In contrast to both explanations, I propose a dynamic framework that considers the political-economic context in the host country, which the IR-centric explanations ignore, and the coalitional reasons at play, which the domestic politics-driven explanations minimise. Using the case of the Philippines, I argue that the country’s foreign policy towards China is largely driven the processes of coalition mobilisation and maintenance. I suggest that foreign policy decisions are determined by the members of the leader’s coalition, using two theoretical points. First, applying the concept of path dependency, the key determinants of the Philippines’ foreign policy position are not just what happens during the President’s term. Rather, it also depends on the pre-regime coalition formation during elections, which expands after elections and during the initial years. In other words, political opportunities, economic motives, and social discontent in the prior administrations will coalesce into a process of coalition formation, which, once elections are finished, will form the official members of the cabinet and the personnel surrounding the President. Second, following formation, coalition maintenance is necessary as well. Working with or against China allows the leader to assuage the political or economic concerns of their coalition members. Chinese projects are either dangled as resources or blocked to assuage the coalition. I illustrate these points using the cases of Gloria Macapagal Arroyo (2001-2010), Benigno Aquino III (2010-2016), Rodrigo Duterte (2016-2022), and Bong Bong Marcos (2022-). To strengthen the paper’s external validity, I also examine the two shadow cases of Mahathir Mohamad (2018-2022) and Joko “Jokowi” Widodo (2014-).
About the Speaker

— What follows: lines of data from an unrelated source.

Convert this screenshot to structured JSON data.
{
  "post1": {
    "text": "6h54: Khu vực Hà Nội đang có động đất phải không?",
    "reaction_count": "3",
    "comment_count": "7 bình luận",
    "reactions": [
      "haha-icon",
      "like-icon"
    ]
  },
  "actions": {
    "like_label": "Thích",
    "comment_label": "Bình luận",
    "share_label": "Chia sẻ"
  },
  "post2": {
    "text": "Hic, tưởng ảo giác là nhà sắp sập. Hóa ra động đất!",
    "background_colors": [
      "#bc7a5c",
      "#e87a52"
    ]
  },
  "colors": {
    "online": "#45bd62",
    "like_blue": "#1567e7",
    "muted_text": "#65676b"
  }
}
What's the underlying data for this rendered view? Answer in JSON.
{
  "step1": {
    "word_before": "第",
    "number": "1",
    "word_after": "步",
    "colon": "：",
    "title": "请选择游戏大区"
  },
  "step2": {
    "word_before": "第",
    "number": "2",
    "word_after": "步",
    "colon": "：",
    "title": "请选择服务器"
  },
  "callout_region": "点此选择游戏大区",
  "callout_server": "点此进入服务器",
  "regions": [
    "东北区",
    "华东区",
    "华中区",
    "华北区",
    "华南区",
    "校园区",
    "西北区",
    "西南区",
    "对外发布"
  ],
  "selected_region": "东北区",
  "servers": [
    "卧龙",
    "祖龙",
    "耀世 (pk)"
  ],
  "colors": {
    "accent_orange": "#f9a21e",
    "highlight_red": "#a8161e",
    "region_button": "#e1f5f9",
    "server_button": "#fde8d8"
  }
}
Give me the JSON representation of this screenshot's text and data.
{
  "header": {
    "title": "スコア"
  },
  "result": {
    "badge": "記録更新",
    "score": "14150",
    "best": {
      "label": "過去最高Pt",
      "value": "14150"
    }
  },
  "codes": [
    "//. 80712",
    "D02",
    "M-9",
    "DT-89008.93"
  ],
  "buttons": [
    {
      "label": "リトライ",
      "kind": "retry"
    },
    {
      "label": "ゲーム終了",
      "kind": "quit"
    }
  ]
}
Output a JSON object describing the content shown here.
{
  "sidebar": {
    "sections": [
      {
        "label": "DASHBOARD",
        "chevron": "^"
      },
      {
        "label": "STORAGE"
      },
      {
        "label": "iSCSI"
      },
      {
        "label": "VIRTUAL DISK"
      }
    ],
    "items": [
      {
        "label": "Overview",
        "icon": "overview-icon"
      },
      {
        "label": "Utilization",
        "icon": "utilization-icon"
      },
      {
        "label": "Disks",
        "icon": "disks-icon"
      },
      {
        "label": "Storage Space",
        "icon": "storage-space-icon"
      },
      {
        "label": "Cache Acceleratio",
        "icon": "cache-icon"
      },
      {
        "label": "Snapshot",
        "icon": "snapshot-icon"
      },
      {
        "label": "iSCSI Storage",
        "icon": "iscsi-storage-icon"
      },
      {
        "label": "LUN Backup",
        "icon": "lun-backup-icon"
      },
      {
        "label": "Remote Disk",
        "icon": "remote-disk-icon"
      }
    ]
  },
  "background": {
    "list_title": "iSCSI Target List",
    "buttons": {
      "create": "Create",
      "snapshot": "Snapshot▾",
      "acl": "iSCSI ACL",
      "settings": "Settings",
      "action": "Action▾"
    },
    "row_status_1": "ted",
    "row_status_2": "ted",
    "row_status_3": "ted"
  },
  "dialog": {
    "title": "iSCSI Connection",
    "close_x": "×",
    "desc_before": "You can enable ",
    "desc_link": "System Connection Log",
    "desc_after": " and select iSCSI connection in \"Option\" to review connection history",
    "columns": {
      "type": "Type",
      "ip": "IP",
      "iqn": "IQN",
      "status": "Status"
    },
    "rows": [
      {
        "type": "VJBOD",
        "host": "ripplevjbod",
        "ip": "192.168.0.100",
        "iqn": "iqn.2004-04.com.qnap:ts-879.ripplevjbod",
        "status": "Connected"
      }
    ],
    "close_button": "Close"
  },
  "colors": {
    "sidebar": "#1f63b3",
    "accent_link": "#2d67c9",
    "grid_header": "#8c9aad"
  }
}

Alvin Camba is an Assistant Professor at the Josef Korbel School of International Studies at the University of Denver. He received his PhD in Sociology from the Johns Hopkins University. He is a faculty affiliate at the Center for International Environment & Resource Policy and the Climate Policy Lab at the Fletcher School at Tufts University. His research has been awarded multiple best research paper awards by several academic networks (International Studies Association, American Sociological Association, GRADNAS), has been published in top development and political economy journals (e.g., Review of International Political Economy, Development and Change, Energy Research and Social Science, etc.), and has contributed to widely-circulated think tank policy papers (e.g. Carnegie Endowment for International Peace, the International Republican Institute, and Center for International Private Enterprise) on China’s activities in Southeast Asia. He has been cited and/or interviewed by The Financial Times, Bloomberg, the Wall Street Journal, NPR, and other news outlets, and invited to speak at The World Bank, the US State Department, AidData, etc. Most recently, Dr. Camba is part of the Carnegie Corporation of New York-funded Responsible Public Engagement project at the Korbel School. The project investigates, among others, China’s disinformation strategies and investments in rare earths.